Adélaïde's speeches and writings devoted little attention to how a communist would look like, in favour of a fixation on discipline and condemnation of reactionaries, conspirators, and traitors. Her unyielding, severe rhetoric served to express the vengeful aspects of Gylian radicalism, and to anarchists symbolised the dangers of power. Nevertheless, her reputation earned her grudging respect among her anarchist rivals, preventing major moves against her faction during her lifetime.

The "alliance of convenience" was finally broken by the Lucian Purge in 1956, which removed statists–authoritarians from public life. In response to the purge and their exclusion from the Democratic Communist Party, they formed the Radical Communist Rally.

Gylias

The 1958 federal election doubled as a proxy for the anarchist–authoritarian battle. The DCP won a plurality of votes and seats, and together with the SP and SDP formed the largest bloc in the Popular Assembly. The RCR performed poorly, winning 5% of the vote and 16 seats. Thus, the Lucian Purge and election confirmed the triumph of anarcho-communists over statists.

Communists took part in the popular drafting process that produced the Constitution and six codes of law. With the anarchists commanding plurality but not majority support, a "miserable compromise" resulted, with symbolic concessions won by liberals and "constructive" conservatives while the left focused on preserving the fundamentals of the Free Territories.

The 1960 electoral reform led to a proliferation of new parties. The Progressive Alliance was set up as the left's main electoral bloc, reuniting libertarian socialists and anarcho-communists. The Revolutionary Rally was formed out of statist–authoritarian parties, including breakaways from the RCR.

The transition from the Free Territories to Gylias forged a Gylian consensus that included anarcho-communist tenets, with the economy being reorganised along Free Territories models, creating a Lange model market socialist system.

The DCP took a leading role in the Progressive Alliance, winning pluralities in the 1962 and 1969 federal elections. The utopian and social revolutionary tradition of anarchism found its greatest outlet in the Golden Revolution, which expanded and deepened the transformations begun in the Free Territories.

The RR remained marginalised during this period, on the fringes of Gylian political life. It barely entered the Gylian Parliament in 1962 and 1969, and struggled with a reputation for outdated ideas, rhetoric, and "greyness". The left-wing populism of Maria Elena Durante's Movement for Emancipation and Democracy more successfully deployed "crude communist rhetoric", reinforcing the perception that the RR were out of touch with society and culture, and irrelevant.
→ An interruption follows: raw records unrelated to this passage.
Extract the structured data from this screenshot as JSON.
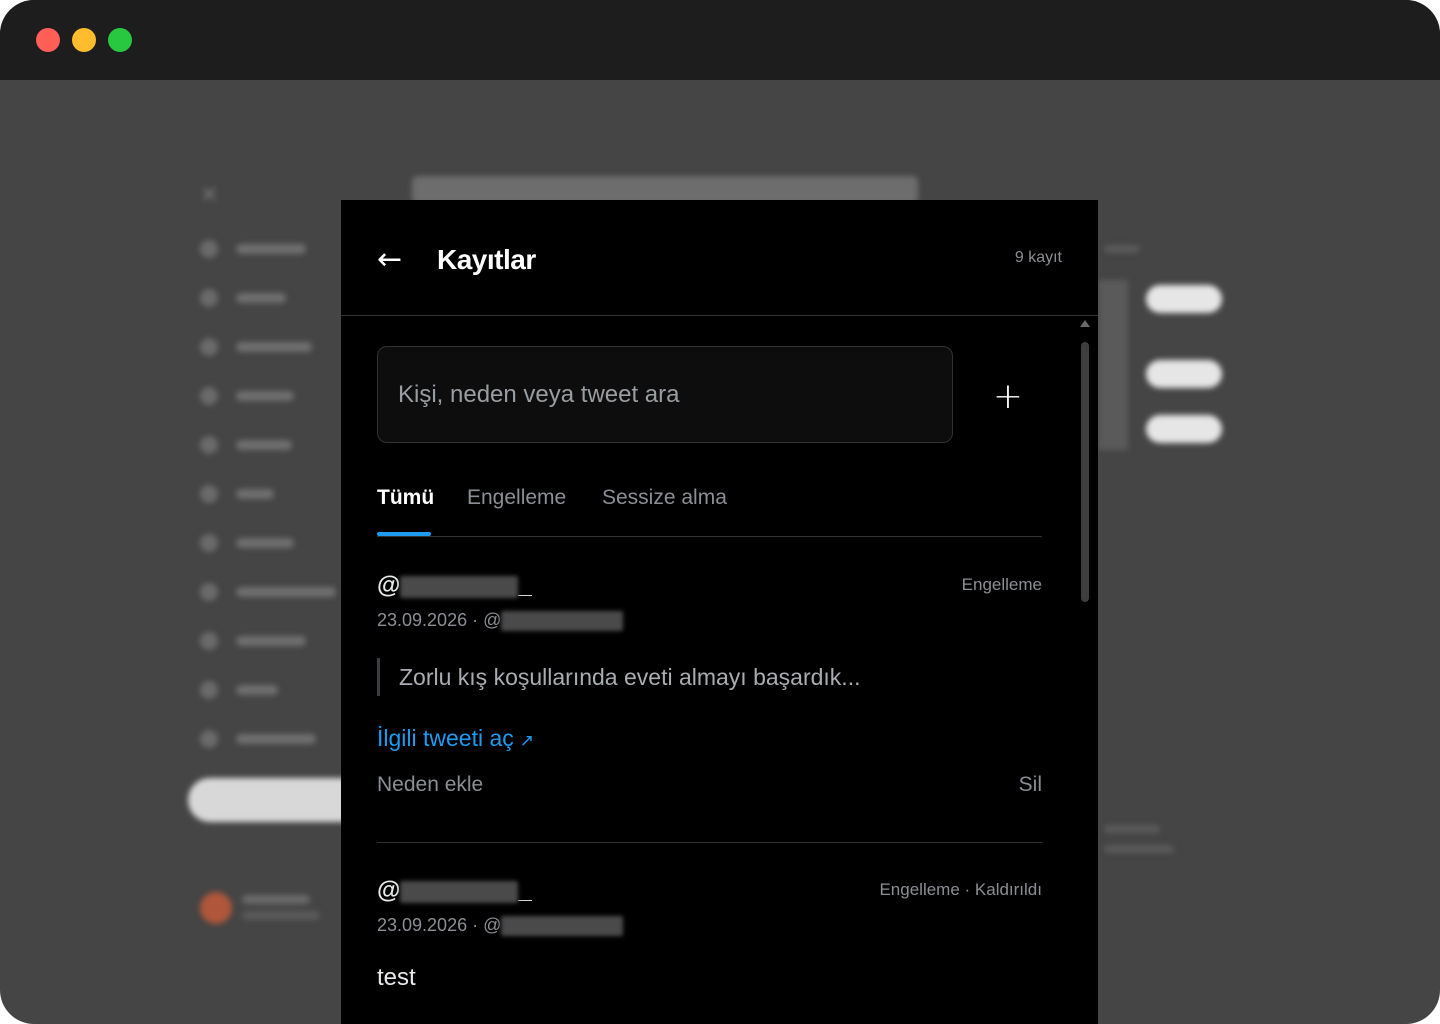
{
  "panel": {
    "title": "Kayıtlar",
    "count": "9 kayıt",
    "back_icon": "arrow-left-icon"
  },
  "search": {
    "placeholder": "Kişi, neden veya tweet ara",
    "value": ""
  },
  "add_button": {
    "label": "+",
    "icon": "plus-icon"
  },
  "tabs": [
    {
      "label": "Tümü",
      "active": true
    },
    {
      "label": "Engelleme",
      "active": false
    },
    {
      "label": "Sessize alma",
      "active": false
    }
  ],
  "records": [
    {
      "handle_prefix": "@",
      "handle_suffix": "_",
      "date": "23.09.2026 · @",
      "kind": "Engelleme",
      "quote": "Zorlu kış koşullarında eveti almayı başardık...",
      "open_link": "İlgili tweeti aç",
      "open_link_icon": "↗",
      "reason_label": "Neden ekle",
      "delete_label": "Sil"
    },
    {
      "handle_prefix": "@",
      "handle_suffix": "_",
      "date": "23.09.2026 · @",
      "kind": "Engelleme · Kaldırıldı",
      "note": "test"
    }
  ],
  "colors": {
    "accent": "#1d9bf0",
    "panel_bg": "#000000",
    "muted_text": "#8b8f94",
    "divider": "#2f3336"
  }
}
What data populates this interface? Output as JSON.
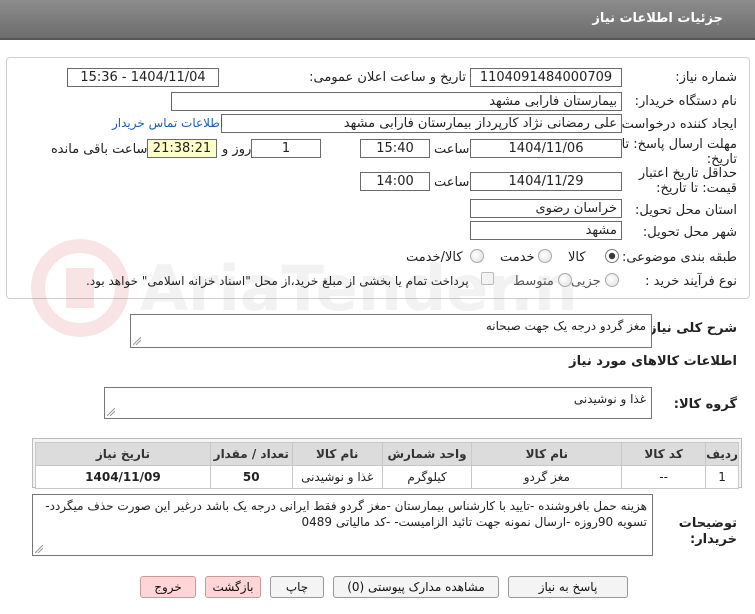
{
  "header": {
    "title": "جزئیات اطلاعات نیاز"
  },
  "form": {
    "need_number": {
      "label": "شماره نیاز:",
      "value": "1104091484000709"
    },
    "announce_datetime": {
      "label": "تاریخ و ساعت اعلان عمومی:",
      "value": "1404/11/04 - 15:36"
    },
    "buyer_org": {
      "label": "نام دستگاه خریدار:",
      "value": "بیمارستان فارابی مشهد"
    },
    "requester": {
      "label": "ایجاد کننده درخواست:",
      "value": "علی رمضانی نژاد کارپرداز بیمارستان فارابی مشهد",
      "contact_link": "اطلاعات تماس خریدار"
    },
    "reply_deadline": {
      "label_line1": "مهلت ارسال پاسخ: تا",
      "label_line2": "تاریخ:",
      "date": "1404/11/06",
      "time_label": "ساعت",
      "time": "15:40",
      "days": "1",
      "days_label": "روز و",
      "remaining": "21:38:21",
      "remaining_label": "ساعت باقی مانده"
    },
    "price_validity": {
      "label_line1": "حداقل تاریخ اعتبار",
      "label_line2": "قیمت: تا تاریخ:",
      "date": "1404/11/29",
      "time_label": "ساعت",
      "time": "14:00"
    },
    "province": {
      "label": "استان محل تحویل:",
      "value": "خراسان رضوی"
    },
    "city": {
      "label": "شهر محل تحویل:",
      "value": "مشهد"
    },
    "category": {
      "label": "طبقه بندی موضوعی:",
      "options": [
        "کالا",
        "خدمت",
        "کالا/خدمت"
      ],
      "selected": "کالا"
    },
    "purchase_type": {
      "label": "نوع فرآیند خرید :",
      "options": [
        "جزیی",
        "متوسط"
      ],
      "selected": "",
      "note": "پرداخت تمام یا بخشی از مبلغ خرید،از محل \"اسناد خزانه اسلامی\" خواهد بود."
    }
  },
  "description": {
    "label": "شرح کلی نیاز:",
    "value": "مغز گردو درجه یک جهت صبحانه"
  },
  "goods_info": {
    "title": "اطلاعات کالاهای مورد نیاز"
  },
  "goods_group": {
    "label": "گروه کالا:",
    "value": "غذا و نوشیدنی"
  },
  "table": {
    "headers": [
      "ردیف",
      "کد کالا",
      "نام کالا",
      "واحد شمارش",
      "نام کالا",
      "تعداد / مقدار",
      "تاریخ نیاز"
    ],
    "rows": [
      [
        "1",
        "--",
        "مغز گردو",
        "کیلوگرم",
        "غذا و نوشیدنی",
        "50",
        "1404/11/09"
      ]
    ]
  },
  "buyer_notes": {
    "label_line1": "توضیحات",
    "label_line2": "خریدار:",
    "value": "هزینه حمل بافروشنده -تایید با کارشناس بیمارستان -مغز گردو فقط ایرانی درجه یک باشد درغیر این صورت حذف میگردد-تسویه 90روزه -ارسال نمونه جهت تائید الزامیست- -کد مالیاتی 0489"
  },
  "buttons": {
    "reply": "پاسخ به نیاز",
    "view_docs": "مشاهده مدارک پیوستی (0)",
    "print": "چاپ",
    "back": "بازگشت",
    "exit": "خروج"
  },
  "watermark": {
    "text": "AriaTender.neT"
  }
}
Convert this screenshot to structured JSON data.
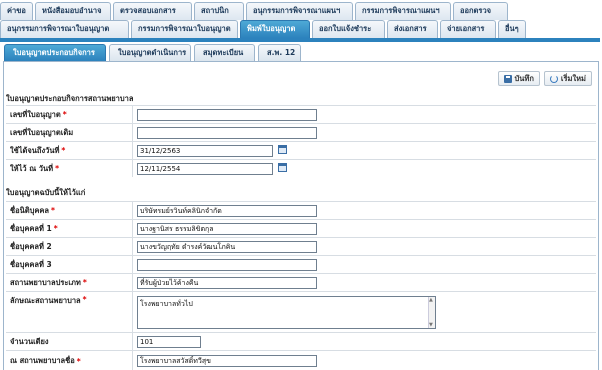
{
  "top_tabs_row1": [
    "ค่าขอ",
    "หนังสือมอบอำนาจ",
    "ตรวจสอบเอกสาร",
    "สถาปนิก",
    "อนุกรรมการพิจารณาแผนฯ",
    "กรรมการพิจารณาแผนฯ",
    "ออกตรวจ"
  ],
  "top_tabs_row2": [
    "อนุกรรมการพิจารณาใบอนุญาต",
    "กรรมการพิจารณาใบอนุญาต",
    "พิมพ์ใบอนุญาต",
    "ออกใบแจ้งชำระ",
    "ส่งเอกสาร",
    "จ่ายเอกสาร",
    "อื่นๆ"
  ],
  "sub_tabs": [
    "ใบอนุญาตประกอบกิจการ",
    "ใบอนุญาตดำเนินการ",
    "สมุดทะเบียน",
    "ส.พ. 12"
  ],
  "toolbar": {
    "save_label": "บันทึก",
    "reset_label": "เริ่มใหม่"
  },
  "section1_title": "ใบอนุญาตประกอบกิจการสถานพยาบาล",
  "section2_title": "ใบอนุญาตฉบับนี้ให้ไว้แก่",
  "fields": {
    "license_no": {
      "label": "เลขที่ใบอนุญาต",
      "value": ""
    },
    "old_license_no": {
      "label": "เลขที่ใบอนุญาตเดิม",
      "value": ""
    },
    "valid_until": {
      "label": "ใช้ได้จนถึงวันที่",
      "value": "31/12/2563"
    },
    "issued_on": {
      "label": "ให้ไว้ ณ วันที่",
      "value": "12/11/2554"
    },
    "juristic_name": {
      "label": "ชื่อนิติบุคคล",
      "value": "บริษัทรมย์รวินท์คลินิกจำกัด"
    },
    "person1": {
      "label": "ชื่อบุคคลที่ 1",
      "value": "นางฐานิสร ธรรมลิขิตกุล"
    },
    "person2": {
      "label": "ชื่อบุคคลที่ 2",
      "value": "นางขวัญฤทัย ดำรงค์วัฒนโภคิน"
    },
    "person3": {
      "label": "ชื่อบุคคลที่ 3",
      "value": ""
    },
    "facility_type": {
      "label": "สถานพยาบาลประเภท",
      "value": "ที่รับผู้ป่วยไว้ค้างคืน"
    },
    "facility_nature": {
      "label": "ลักษณะสถานพยาบาล",
      "value": "โรงพยาบาลทั่วไป"
    },
    "beds": {
      "label": "จำนวนเตียง",
      "value": "101"
    },
    "facility_name": {
      "label": "ณ สถานพยาบาลชื่อ",
      "value": "โรงพยาบาลสวัสดิ์ทวีสุข"
    }
  }
}
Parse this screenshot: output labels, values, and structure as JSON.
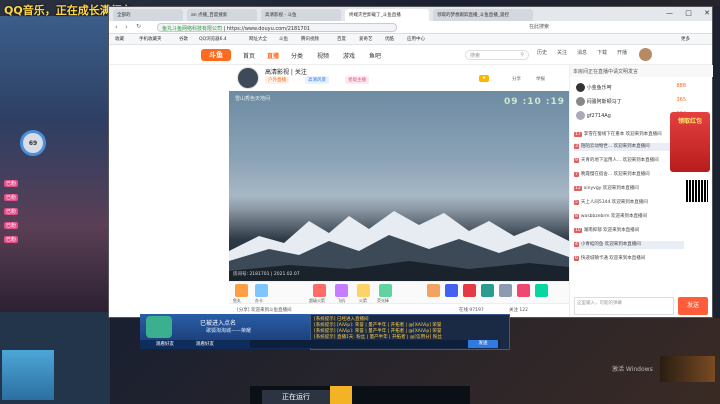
{
  "background_app": {
    "banner": "QQ音乐，正在成长满行车",
    "gauge_value": "69",
    "chat_lines": [
      {
        "tag": "已粉",
        "text": ""
      },
      {
        "tag": "已粉",
        "text": ""
      },
      {
        "tag": "已粉",
        "text": ""
      },
      {
        "tag": "已粉",
        "text": ""
      },
      {
        "tag": "已粉",
        "text": ""
      }
    ]
  },
  "browser": {
    "tabs": [
      {
        "label": "全部的",
        "active": false
      },
      {
        "label": "an 点播_百度搜索",
        "active": false
      },
      {
        "label": "高清影视 - 斗鱼",
        "active": false
      },
      {
        "label": "终端灭世卸载了_斗鱼直播",
        "active": true
      },
      {
        "label": "领取的梦想跟踪直播_斗鱼直播_遥控",
        "active": false
      }
    ],
    "window_controls": [
      "—",
      "□",
      "✕"
    ],
    "address": {
      "url": "https://www.douyu.com/2181701",
      "site_label": "鱼丸斗鱼网络科技有限公司",
      "search_hint": "在此搜索"
    },
    "bookmarks": [
      "收藏",
      "手机收藏夹",
      "谷歌",
      "QQ浏览器6.4",
      "网址大全",
      "斗鱼",
      "腾讯视频",
      "百度",
      "爱奇艺",
      "优酷",
      "应用中心",
      "更多"
    ]
  },
  "site": {
    "logo": "斗鱼",
    "nav": [
      {
        "label": "首页",
        "active": false
      },
      {
        "label": "直播",
        "active": true
      },
      {
        "label": "分类",
        "active": false
      },
      {
        "label": "视频",
        "active": false
      },
      {
        "label": "游戏",
        "active": false
      },
      {
        "label": "鱼吧",
        "active": false
      }
    ],
    "search_placeholder": "搜索",
    "header_icons": [
      "历史",
      "关注",
      "消息",
      "下载",
      "开播"
    ]
  },
  "room": {
    "title": "高清影视 | 关注",
    "chips": [
      "户外直播",
      "高清风景",
      "星级主播"
    ],
    "share_label": "分享",
    "report_label": "举报",
    "video_overlay_text": "雪山秀色天地间",
    "video_clock": "09 :10 :19",
    "video_footer": "房间号: 2181701  |  2021.02.07",
    "gift_labels": [
      "鱼丸",
      "办卡",
      "超级火箭",
      "飞机",
      "火箭",
      "荧光棒"
    ],
    "bottom_bar": "[分享] 欢迎来到斗鱼直播间",
    "viewer_count": "在线 97197",
    "fans_count": "关注 122"
  },
  "chat": {
    "header": "本房间正在直播中请文明发言",
    "rank": [
      {
        "name": "小金鱼乐呵",
        "score": "888"
      },
      {
        "name": "闷骚阿斯顿马丁",
        "score": "365"
      },
      {
        "name": "gf2714Ag",
        "score": "204"
      }
    ],
    "messages": [
      {
        "lv": "17",
        "text": "李雪在蜀线下在重本 欢迎来到本直播间",
        "hl": false
      },
      {
        "lv": "3",
        "text": "陌陌云动物世... 欢迎来到本直播间",
        "hl": true
      },
      {
        "lv": "9",
        "text": "天青的地下运用人... 欢迎来到本直播间",
        "hl": false
      },
      {
        "lv": "7",
        "text": "晚霞慢在宿舍... 欢迎来到本直播间",
        "hl": false
      },
      {
        "lv": "12",
        "text": "xinyvgy  欢迎来到本直播间",
        "hl": false
      },
      {
        "lv": "5",
        "text": "天上人间5344  欢迎来到本直播间",
        "hl": false
      },
      {
        "lv": "8",
        "text": "wasbbzebrm  欢迎来到本直播间",
        "hl": false
      },
      {
        "lv": "10",
        "text": "湖南抑郁  欢迎来到本直播间",
        "hl": false
      },
      {
        "lv": "4",
        "text": "小青蛙的鱼  欢迎来到本直播间",
        "hl": true
      },
      {
        "lv": "6",
        "text": "快递城镇卡通  欢迎来到本直播间",
        "hl": false
      }
    ],
    "input_placeholder": "这里输入，可能的弹幕",
    "send_label": "发送",
    "ad_label": "领取红包"
  },
  "bottom_apps": {
    "yy_title": "已被进入点名",
    "yy_subtitle": "歌狐淘淘城——荣耀",
    "yy_buttons": [
      "观看好友",
      "观看好友"
    ],
    "info_lines": [
      "[系统提示] 已经进入直播间",
      "[系统提示] [AiVip]: 荣誉 | 量产半年 | 开拓者 | @[XAiVip] 荣誉",
      "[系统提示] [AiVip]: 荣誉 | 量产半年 | 开拓者 | @[XAiVip] 荣誉",
      "[系统提示] 直播1天: 粉丝 | 量产半年 | 开拓者 | @[信用分] 粉丝"
    ],
    "send2_label": "发送",
    "taskbar_running": "正在运行",
    "activate_windows": "激活 Windows"
  }
}
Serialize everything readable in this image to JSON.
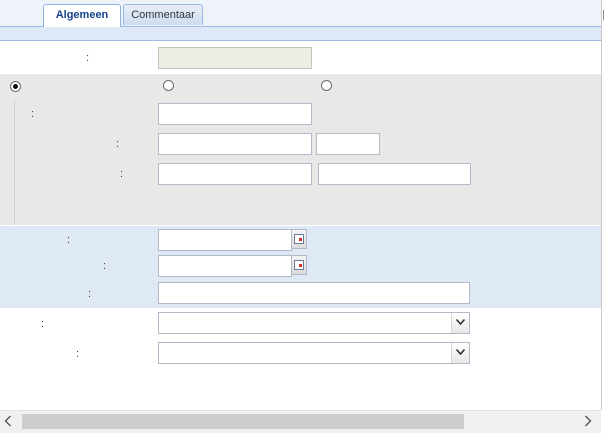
{
  "tabs": [
    {
      "label": "Algemeen",
      "active": true
    },
    {
      "label": "Commentaar",
      "active": false
    }
  ],
  "form": {
    "colon": ":",
    "radio_group": {
      "selected_index": 0,
      "options": [
        "",
        "",
        ""
      ]
    },
    "fields": {
      "field_1": {
        "value": "",
        "disabled": true
      },
      "field_2": {
        "value": ""
      },
      "field_3a": {
        "value": ""
      },
      "field_3b": {
        "value": ""
      },
      "field_4a": {
        "value": ""
      },
      "field_4b": {
        "value": ""
      },
      "date_1": {
        "value": ""
      },
      "date_2": {
        "value": ""
      },
      "field_wide": {
        "value": ""
      },
      "combo_1": {
        "value": ""
      },
      "combo_2": {
        "value": ""
      }
    }
  },
  "icons": {
    "date_picker": "calendar-icon",
    "combo_trigger": "chevron-down-icon",
    "scroll_left": "chevron-left-icon",
    "scroll_right": "chevron-right-icon"
  },
  "colors": {
    "tab_text_active": "#15428b",
    "tab_border": "#99bbe8",
    "section_gray": "#e8e8e8",
    "section_blue": "#dfe9f5"
  }
}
The wretched decade saw a reversal of fortunes. The RR, led by Aén Ďanez, became a major bloc in the 1976, 1980, and 1985 federal elections, capitalising on a sense of "revolutionary exhaustion" and identity-based grievances. They formed a fractious coalition with the PA, which became a leading cause of the crises of the wretched decade.

The attempt to obstruct the RR in coalition caused disgust and tensions among anarcho-communists and socialists, which played a role in the creation of People Power-Citizens' Movement.

Aén was finally ousted after the Ossorian war crisis of 1986, replaced by a national unity government led by Filomena Pinheiro. Filomena's government engaged in a renewed and more intense crackdown on authoritarians on the left and right, permanently removing them from public life. However, establised blocs' delay in confronting the crisis still caused a voter backlash. Voters turned instead to Non-inscrits, who obtained a breakthrough at the 1990 federal election.

With statists–authoritarians once again reduced to a marginal and insignificant presence, anarchists secured supremacy over Gylian communism. The PA spent two decades in a secondary position, finishing second to the Liberal Union in federal elections, before regaining a plurality of first preference votes and seats in the 2012 federal election and taking the senior role in the Toni Vallas government.

Overview of Gylian communism